Records from a data collection
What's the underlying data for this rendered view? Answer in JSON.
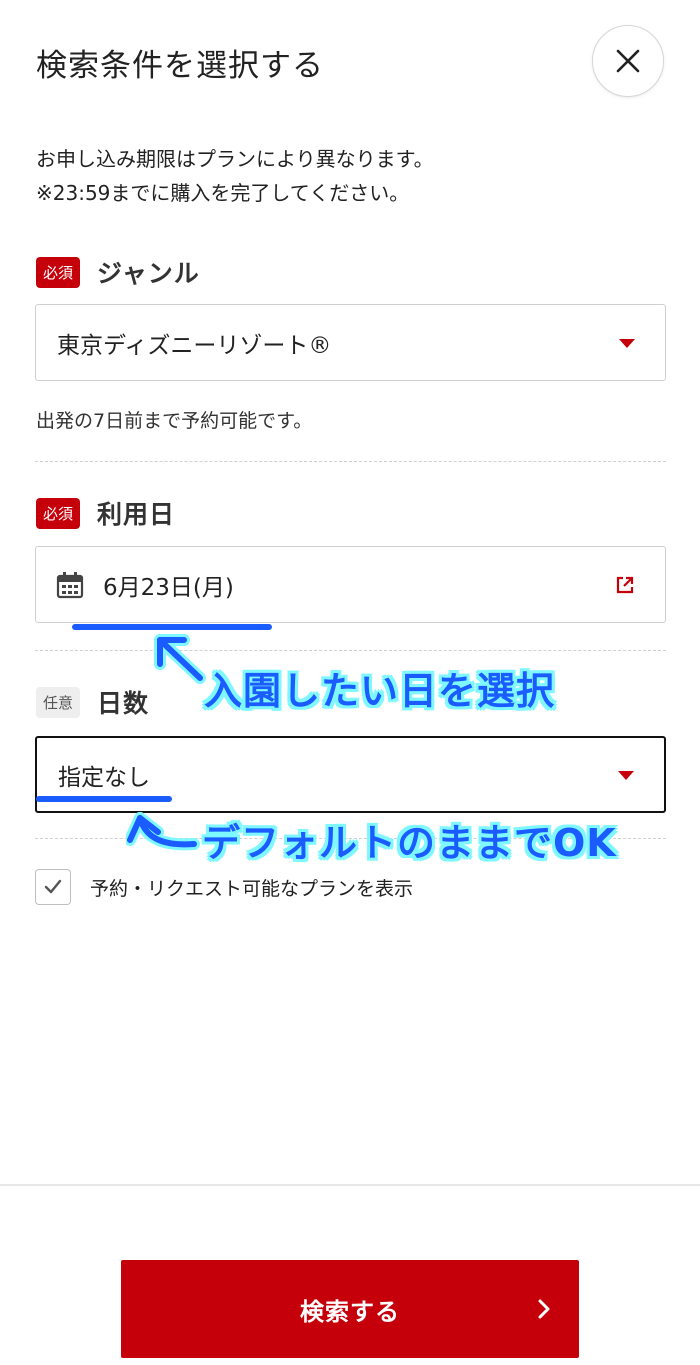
{
  "header": {
    "title": "検索条件を選択する",
    "close_icon": "close-icon"
  },
  "notice": {
    "line1": "お申し込み期限はプランにより異なります。",
    "line2": "※23:59までに購入を完了してください。"
  },
  "genre": {
    "badge": "必須",
    "label": "ジャンル",
    "value": "東京ディズニーリゾート®",
    "helper": "出発の7日前まで予約可能です。"
  },
  "date": {
    "badge": "必須",
    "label": "利用日",
    "value": "6月23日(月)",
    "icon": "calendar-icon",
    "action_icon": "open-external-icon"
  },
  "days": {
    "badge": "任意",
    "label": "日数",
    "value": "指定なし"
  },
  "filter": {
    "checked": true,
    "label": "予約・リクエスト可能なプランを表示"
  },
  "footer": {
    "search_label": "検索する",
    "chevron_icon": "chevron-right-icon"
  },
  "annotations": {
    "date_note": "入園したい日を選択",
    "days_note": "デフォルトのままでOK"
  },
  "colors": {
    "accent": "#c6000a",
    "annotation": "#1a5cff",
    "annotation_glow": "#7ff7ff"
  }
}
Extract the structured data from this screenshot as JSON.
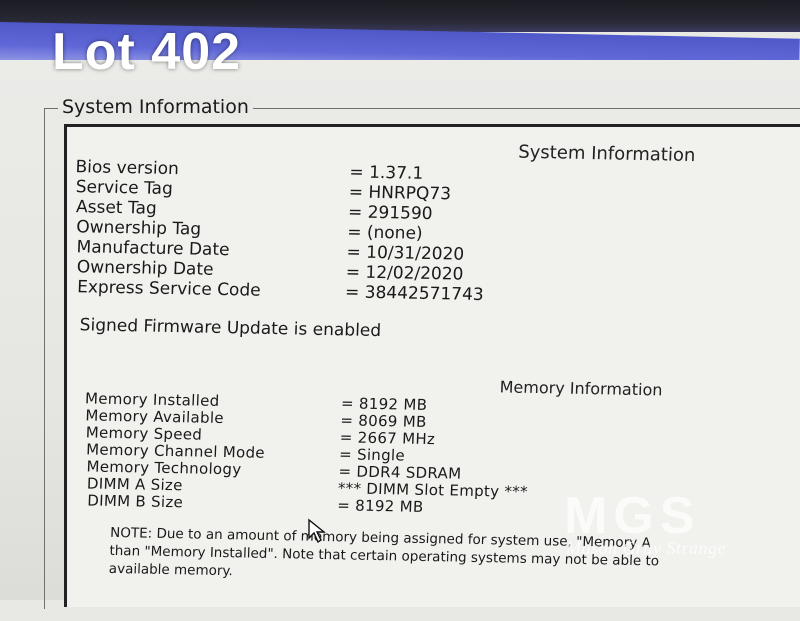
{
  "overlay": {
    "lot_label": "Lot 402"
  },
  "group": {
    "title": "System Information"
  },
  "system": {
    "header": "System Information",
    "rows": [
      {
        "label": "Bios version",
        "value": "= 1.37.1"
      },
      {
        "label": "Service Tag",
        "value": "= HNRPQ73"
      },
      {
        "label": "Asset Tag",
        "value": "= 291590"
      },
      {
        "label": "Ownership Tag",
        "value": "= (none)"
      },
      {
        "label": "Manufacture Date",
        "value": "= 10/31/2020"
      },
      {
        "label": "Ownership Date",
        "value": "= 12/02/2020"
      },
      {
        "label": "Express Service Code",
        "value": "= 38442571743"
      }
    ],
    "firmware_status": "Signed Firmware Update is enabled"
  },
  "memory": {
    "header": "Memory Information",
    "rows": [
      {
        "label": "Memory Installed",
        "value": "= 8192 MB"
      },
      {
        "label": "Memory Available",
        "value": "= 8069 MB"
      },
      {
        "label": "Memory Speed",
        "value": "= 2667 MHz"
      },
      {
        "label": "Memory Channel Mode",
        "value": "= Single"
      },
      {
        "label": "Memory Technology",
        "value": "= DDR4 SDRAM"
      },
      {
        "label": "DIMM A Size",
        "value": "*** DIMM Slot Empty ***"
      },
      {
        "label": "DIMM B Size",
        "value": "= 8192 MB"
      }
    ],
    "note_lines": [
      "NOTE: Due to an amount of memory being assigned for system use, \"Memory A",
      "than \"Memory Installed\". Note that certain operating systems may not be able to",
      "available memory."
    ]
  },
  "watermark": {
    "logo_text": "MGS",
    "tagline": "Mason Gray Strange"
  },
  "colors": {
    "band_blue": "#5860d0",
    "screen": "#ebebe8",
    "text": "#1a1a1a"
  },
  "icons": {
    "cursor": "arrow-cursor-icon"
  }
}
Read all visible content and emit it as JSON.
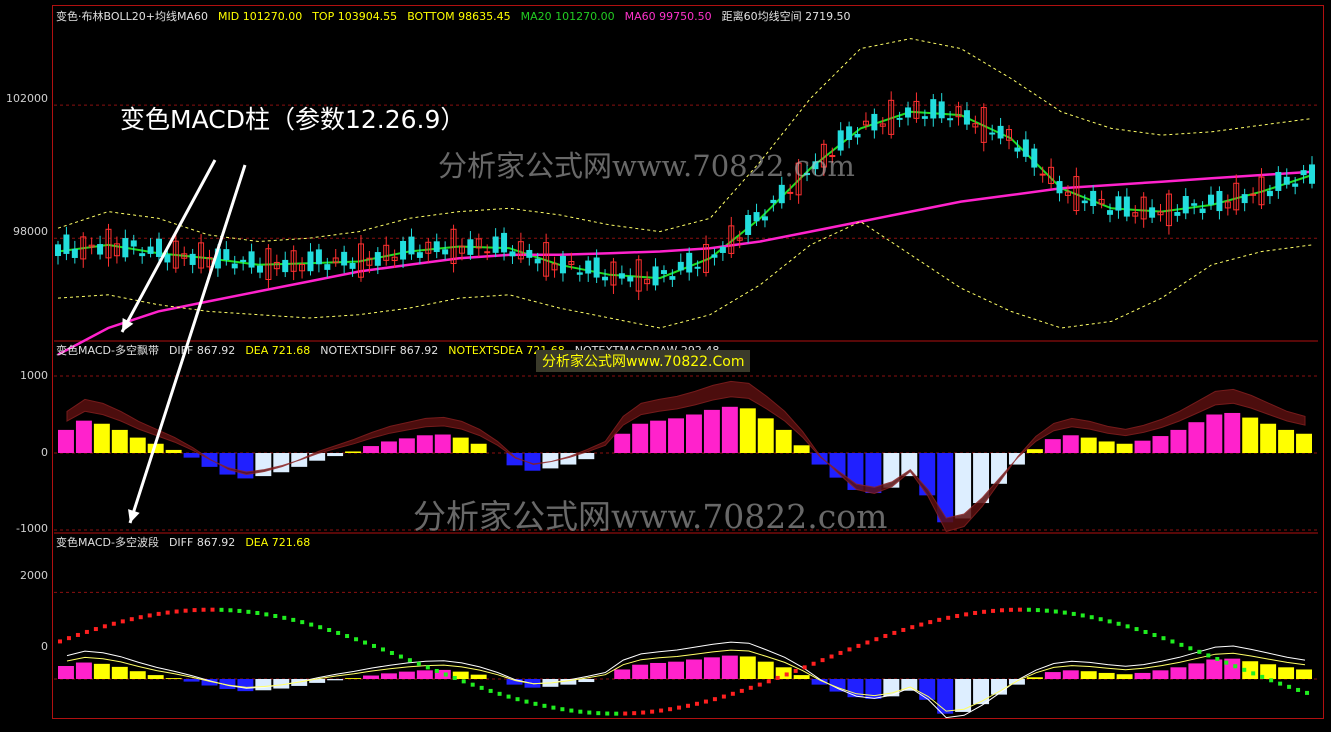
{
  "annotation": "变色MACD柱（参数12.26.9）",
  "watermarks": {
    "main": "分析家公式网www.70822.com",
    "macd": "分析家公式网www.70822.com",
    "badge": "分析家公式网www.70822.Com"
  },
  "panels": {
    "price": {
      "items": [
        {
          "text": "变色·布林BOLL20+均线MA60",
          "color": "#e0e0e0"
        },
        {
          "text": "MID 101270.00",
          "color": "#ffff00"
        },
        {
          "text": "TOP 103904.55",
          "color": "#ffff00"
        },
        {
          "text": "BOTTOM 98635.45",
          "color": "#ffff00"
        },
        {
          "text": "MA20 101270.00",
          "color": "#22cc22"
        },
        {
          "text": "MA60 99750.50",
          "color": "#ff33cc"
        },
        {
          "text": "距离60均线空间 2719.50",
          "color": "#e0e0e0"
        }
      ],
      "yticks": [
        "102000",
        "98000"
      ]
    },
    "macd_band": {
      "items": [
        {
          "text": "变色MACD-多空飘带",
          "color": "#e0e0e0"
        },
        {
          "text": "DIFF 867.92",
          "color": "#e0e0e0"
        },
        {
          "text": "DEA 721.68",
          "color": "#ffff00"
        },
        {
          "text": "NOTEXTSDIFF 867.92",
          "color": "#e0e0e0"
        },
        {
          "text": "NOTEXTSDEA 721.68",
          "color": "#ffff00"
        },
        {
          "text": "NOTEXTMACDRAW 292.48",
          "color": "#e0e0e0"
        }
      ],
      "yticks": [
        "1000",
        "0",
        "-1000"
      ]
    },
    "macd_wave": {
      "items": [
        {
          "text": "变色MACD-多空波段",
          "color": "#e0e0e0"
        },
        {
          "text": "DIFF 867.92",
          "color": "#e0e0e0"
        },
        {
          "text": "DEA 721.68",
          "color": "#ffff00"
        }
      ],
      "yticks": [
        "2000",
        "0"
      ]
    }
  },
  "colors": {
    "mid": "#22dd22",
    "ma60": "#ff22cc",
    "ma_slow": "#ee1111",
    "ma_blue": "#2222ff",
    "boll": "#ffff66",
    "up": "#ff22cc",
    "up2": "#ffff00",
    "dn": "#2020ff",
    "dn2": "#ddeeff",
    "candle_up": "#ff3030",
    "candle_dn": "#22dddd"
  },
  "chart_data": [
    {
      "type": "line",
      "title": "变色·布林BOLL20+均线MA60",
      "ylim": [
        95000,
        104500
      ],
      "yticks": [
        98000,
        102000
      ],
      "x": [
        0,
        10,
        20,
        30,
        40,
        50,
        60,
        70,
        80,
        90,
        100,
        110,
        120,
        130,
        140,
        150,
        160,
        170,
        180,
        190,
        200,
        210,
        220,
        230,
        240,
        250
      ],
      "series": [
        {
          "name": "MID",
          "values": [
            97600,
            97800,
            97550,
            97400,
            97200,
            97250,
            97300,
            97600,
            97750,
            97700,
            97200,
            96900,
            96800,
            97400,
            98600,
            100100,
            101300,
            101800,
            101700,
            101000,
            99500,
            98900,
            98800,
            99000,
            99400,
            99900
          ]
        },
        {
          "name": "MA60",
          "values": [
            94500,
            95300,
            95800,
            96100,
            96400,
            96700,
            97000,
            97200,
            97400,
            97500,
            97500,
            97550,
            97600,
            97700,
            97900,
            98200,
            98500,
            98800,
            99100,
            99300,
            99500,
            99600,
            99700,
            99800,
            99900,
            100000
          ]
        },
        {
          "name": "TOP",
          "values": [
            98300,
            98800,
            98600,
            98100,
            97900,
            98000,
            98200,
            98600,
            98800,
            98900,
            98700,
            98400,
            98200,
            98600,
            100300,
            102200,
            103700,
            104000,
            103700,
            102800,
            101800,
            101300,
            101100,
            101200,
            101400,
            101600
          ]
        },
        {
          "name": "BOTTOM",
          "values": [
            96200,
            96300,
            96000,
            95800,
            95700,
            95600,
            95700,
            95900,
            96200,
            96300,
            95900,
            95600,
            95300,
            95700,
            96600,
            97800,
            98500,
            97500,
            96500,
            95800,
            95300,
            95500,
            96200,
            97200,
            97600,
            97800
          ]
        }
      ]
    },
    {
      "type": "bar",
      "title": "变色MACD-多空飘带",
      "ylim": [
        -1000,
        1000
      ],
      "yticks": [
        -1000,
        0,
        1000
      ],
      "values": [
        300,
        420,
        380,
        300,
        200,
        120,
        40,
        -60,
        -180,
        -280,
        -330,
        -300,
        -250,
        -180,
        -100,
        -40,
        20,
        90,
        150,
        190,
        230,
        240,
        200,
        120,
        0,
        -160,
        -230,
        -200,
        -150,
        -80,
        0,
        250,
        380,
        420,
        450,
        500,
        560,
        600,
        580,
        450,
        300,
        100,
        -150,
        -320,
        -480,
        -520,
        -450,
        -300,
        -550,
        -900,
        -850,
        -650,
        -400,
        -150,
        50,
        180,
        230,
        200,
        150,
        120,
        160,
        220,
        300,
        400,
        500,
        520,
        460,
        380,
        300,
        250
      ]
    },
    {
      "type": "bar",
      "title": "变色MACD-多空波段",
      "ylim": [
        -900,
        2400
      ],
      "yticks": [
        0,
        2000
      ],
      "values": [
        300,
        380,
        350,
        280,
        180,
        90,
        20,
        -60,
        -150,
        -230,
        -280,
        -260,
        -220,
        -160,
        -90,
        -30,
        20,
        80,
        130,
        170,
        200,
        210,
        170,
        100,
        0,
        -130,
        -200,
        -180,
        -130,
        -70,
        0,
        220,
        330,
        370,
        400,
        450,
        500,
        540,
        520,
        400,
        270,
        90,
        -130,
        -290,
        -420,
        -460,
        -400,
        -270,
        -480,
        -800,
        -760,
        -580,
        -360,
        -130,
        40,
        160,
        200,
        180,
        140,
        110,
        140,
        200,
        270,
        360,
        450,
        470,
        410,
        340,
        270,
        220
      ]
    }
  ]
}
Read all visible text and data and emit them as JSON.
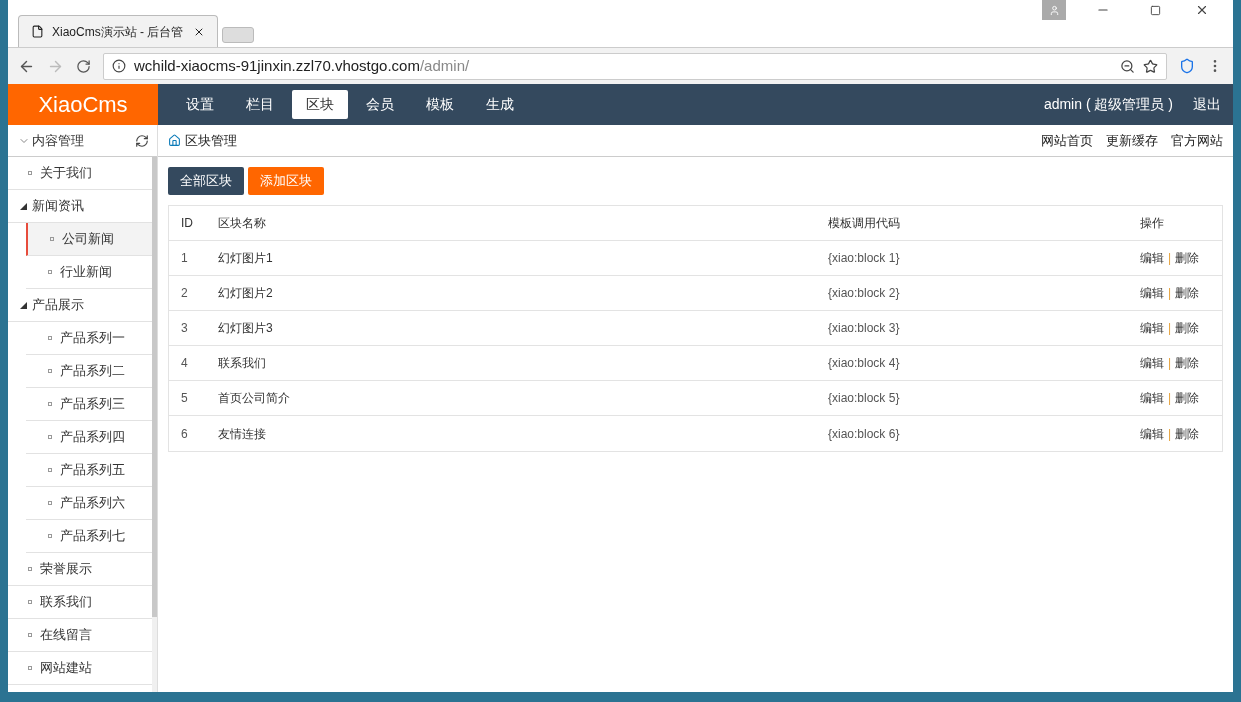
{
  "browser": {
    "tab_title": "XiaoCms演示站 - 后台管",
    "url_host": "wchild-xiaocms-91jinxin.zzl70.vhostgo.com",
    "url_path": "/admin/"
  },
  "header": {
    "logo": "XiaoCms",
    "nav": [
      {
        "label": "设置",
        "selected": false
      },
      {
        "label": "栏目",
        "selected": false
      },
      {
        "label": "区块",
        "selected": true
      },
      {
        "label": "会员",
        "selected": false
      },
      {
        "label": "模板",
        "selected": false
      },
      {
        "label": "生成",
        "selected": false
      }
    ],
    "user": "admin ( 超级管理员 )",
    "logout": "退出"
  },
  "sidebar": {
    "title": "内容管理",
    "items": [
      {
        "label": "关于我们",
        "selected": false
      },
      {
        "label": "新闻资讯",
        "selected": false,
        "expanded": true,
        "children": [
          {
            "label": "公司新闻",
            "selected": true
          },
          {
            "label": "行业新闻",
            "selected": false
          }
        ]
      },
      {
        "label": "产品展示",
        "selected": false,
        "expanded": true,
        "children": [
          {
            "label": "产品系列一",
            "selected": false
          },
          {
            "label": "产品系列二",
            "selected": false
          },
          {
            "label": "产品系列三",
            "selected": false
          },
          {
            "label": "产品系列四",
            "selected": false
          },
          {
            "label": "产品系列五",
            "selected": false
          },
          {
            "label": "产品系列六",
            "selected": false
          },
          {
            "label": "产品系列七",
            "selected": false
          }
        ]
      },
      {
        "label": "荣誉展示",
        "selected": false
      },
      {
        "label": "联系我们",
        "selected": false
      },
      {
        "label": "在线留言",
        "selected": false
      },
      {
        "label": "网站建站",
        "selected": false
      }
    ]
  },
  "breadcrumb": "区块管理",
  "top_links": [
    "网站首页",
    "更新缓存",
    "官方网站"
  ],
  "buttons": [
    {
      "label": "全部区块",
      "kind": "primary"
    },
    {
      "label": "添加区块",
      "kind": "accent"
    }
  ],
  "table": {
    "columns": [
      "ID",
      "区块名称",
      "模板调用代码",
      "操作"
    ],
    "rows": [
      {
        "id": "1",
        "name": "幻灯图片1",
        "code": "{xiao:block 1}",
        "edit": "编辑",
        "separator": "|",
        "delete": "删除"
      },
      {
        "id": "2",
        "name": "幻灯图片2",
        "code": "{xiao:block 2}",
        "edit": "编辑",
        "separator": "|",
        "delete": "删除"
      },
      {
        "id": "3",
        "name": "幻灯图片3",
        "code": "{xiao:block 3}",
        "edit": "编辑",
        "separator": "|",
        "delete": "删除"
      },
      {
        "id": "4",
        "name": "联系我们",
        "code": "{xiao:block 4}",
        "edit": "编辑",
        "separator": "|",
        "delete": "删除"
      },
      {
        "id": "5",
        "name": "首页公司简介",
        "code": "{xiao:block 5}",
        "edit": "编辑",
        "separator": "|",
        "delete": "删除"
      },
      {
        "id": "6",
        "name": "友情连接",
        "code": "{xiao:block 6}",
        "edit": "编辑",
        "separator": "|",
        "delete": "删除"
      }
    ]
  }
}
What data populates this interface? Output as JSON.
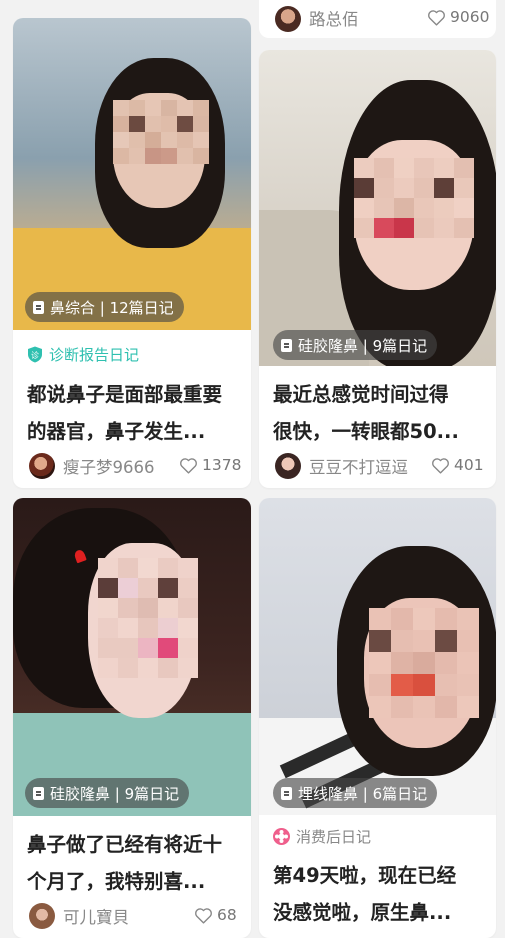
{
  "top_strip": {
    "author": "路总佰",
    "likes": "9060"
  },
  "cards": [
    {
      "tag": "鼻综合 | 12篇日记",
      "label": "诊断报告日记",
      "label_color": "#2fc0b0",
      "title_line1": "都说鼻子是面部最重要",
      "title_line2": "的器官，鼻子发生...",
      "author": "瘦子梦9666",
      "likes": "1378"
    },
    {
      "tag": "硅胶隆鼻 | 9篇日记",
      "title_line1": "最近总感觉时间过得",
      "title_line2": "很快，一转眼都50...",
      "author": "豆豆不打逗逗",
      "likes": "401"
    },
    {
      "tag": "硅胶隆鼻 | 9篇日记",
      "title_line1": "鼻子做了已经有将近十",
      "title_line2": "个月了，我特别喜...",
      "author": "可儿寶貝",
      "likes": "68"
    },
    {
      "tag": "埋线隆鼻 | 6篇日记",
      "label": "消费后日记",
      "label_color": "#ef5f8c",
      "title_line1": "第49天啦，现在已经",
      "title_line2": "没感觉啦，原生鼻..."
    }
  ]
}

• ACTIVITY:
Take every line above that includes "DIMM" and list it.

• SOLUTION FOR THIS EXERCISE:
        "label": "DIMM A Size",
        "value": "*** DIMM Slot Empty ***"
        "label": "DIMM B Size",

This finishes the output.